  5. Create a new Contact by passing either a safe retrieve URI or friendly orbit URI into GetContactByUri(string) and add the returned Contact to a new Conversation by calling into AddParticipant.

  6. Call the BeginConnect(AsyncCallback, Object) method on the audio/video modality returned by Modalities[ModalityTypes.AudioVideo] to allow both the local and remote endpoints to accept the conversation. You must call EndConnect after calling BeginConnect. You can call EndConnect on your UI thread or you can call it within a System.AsyncCallback method you pass into BeginConnect.

The following example parks a conversation named myConversation and designates the ConversationCallback method as the callback for the BeginPark method.

        /// <summary>
        /// Parks a conversation.
        /// </summary>
        private void ParkConversation()
            _ParkOrbit = null;
                if (_Conversation.CanInvoke(ConversationAction.Park))
                    _Conversation.BeginPark(CallParkCallback, _Conversation);
            catch (NotReadyException e)
                MessageBox.Show("Conversation park: Lync Exception: " + e.Message);


The following example handles the ActionAvailabilityChanged event raised by the Conversation instance when the call is parked or unparked.

        void Conversation_ActionAvailabilityChanged(Conversation source, ConversationActionAvailabilityEventArgs data)
            // Is this event the result of a Park operation?
            if (data.Action == ConversationAction.ParkAction)
                if (source.State == ConversationState.Parked)
                    MessageBox.Show("Conversation Parked");
                else if (source.State == ConversationState.Active)
                    MessageBox.Show("Conversation Activated");

The next example is the callback method for the call to the BeginPark method. This method retrieves and stores locally the value of the CallParkOrbit property in the ConversationProperty enumeration of the conversation that was parked. The example reads the AsyncState property that allows it to associate its invocation with the call park operation that initiated the callback.


It is not necessary to provide a callback method to the call into park if you handle the ActionAvailabilityChanged event. You can obtain the CallParkOrbit instance from the Conversation instance in the ActionAvailabilityChanged event handler if you do not provide an asynchronous callback method to be invoked by the conversation when it is parked.

If a network call-park service is not available, the operation completes its run but does not succeed.

        /// <summary>
        /// Called on the LyncClient worker thread when asynchronous call park operation completes.
        /// </summary>
        /// <param name="ar">IAsyncResult. The state of the asynchronous operation.</param>
        private void CallParkCallback(IAsyncResult ar)
            if (ar.IsCompleted == true)
                object orbitProperty = ((Conversation)ar.AsyncState).Properties[ConversationProperty.CallParkOrbit];
                _ParkOrbit = orbitProperty as CallParkOrbit;
                _Conversation = null;

For an example of starting an audio conversation in order to pick up a parked call, see How to: Start a Lync audio conversation.
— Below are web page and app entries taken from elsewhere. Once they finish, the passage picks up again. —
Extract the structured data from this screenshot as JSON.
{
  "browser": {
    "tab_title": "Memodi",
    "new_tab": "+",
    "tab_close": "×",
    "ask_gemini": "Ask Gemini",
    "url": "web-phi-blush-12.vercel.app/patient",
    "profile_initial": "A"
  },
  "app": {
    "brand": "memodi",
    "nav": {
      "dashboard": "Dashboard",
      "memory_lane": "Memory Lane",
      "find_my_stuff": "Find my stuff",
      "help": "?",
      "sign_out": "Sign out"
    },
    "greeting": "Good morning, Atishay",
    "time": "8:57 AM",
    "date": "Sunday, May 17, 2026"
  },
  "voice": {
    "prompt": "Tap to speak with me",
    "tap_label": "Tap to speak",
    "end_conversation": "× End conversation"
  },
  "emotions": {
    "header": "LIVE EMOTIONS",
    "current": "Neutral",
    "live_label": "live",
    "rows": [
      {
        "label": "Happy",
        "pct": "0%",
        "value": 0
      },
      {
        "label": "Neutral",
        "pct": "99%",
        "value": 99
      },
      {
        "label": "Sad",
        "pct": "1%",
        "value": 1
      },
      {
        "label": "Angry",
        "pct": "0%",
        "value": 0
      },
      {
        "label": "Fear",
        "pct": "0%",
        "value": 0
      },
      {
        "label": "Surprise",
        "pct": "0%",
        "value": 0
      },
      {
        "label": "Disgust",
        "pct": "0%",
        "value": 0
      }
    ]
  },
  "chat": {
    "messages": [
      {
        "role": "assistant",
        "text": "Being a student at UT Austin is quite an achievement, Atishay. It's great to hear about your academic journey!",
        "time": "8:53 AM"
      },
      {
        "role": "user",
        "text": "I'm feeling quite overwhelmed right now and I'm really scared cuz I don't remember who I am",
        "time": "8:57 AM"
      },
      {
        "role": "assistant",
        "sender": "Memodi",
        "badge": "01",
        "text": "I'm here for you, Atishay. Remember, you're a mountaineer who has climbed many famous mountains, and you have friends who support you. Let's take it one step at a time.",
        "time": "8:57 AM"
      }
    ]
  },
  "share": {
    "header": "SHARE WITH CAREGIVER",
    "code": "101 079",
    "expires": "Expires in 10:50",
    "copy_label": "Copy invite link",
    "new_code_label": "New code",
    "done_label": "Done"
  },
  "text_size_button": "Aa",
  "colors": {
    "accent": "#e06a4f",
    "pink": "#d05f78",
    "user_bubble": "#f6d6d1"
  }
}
Use the friendly orbit URI or safe retrieve orbit URI string to get a Contact to be added to the new audio conversation.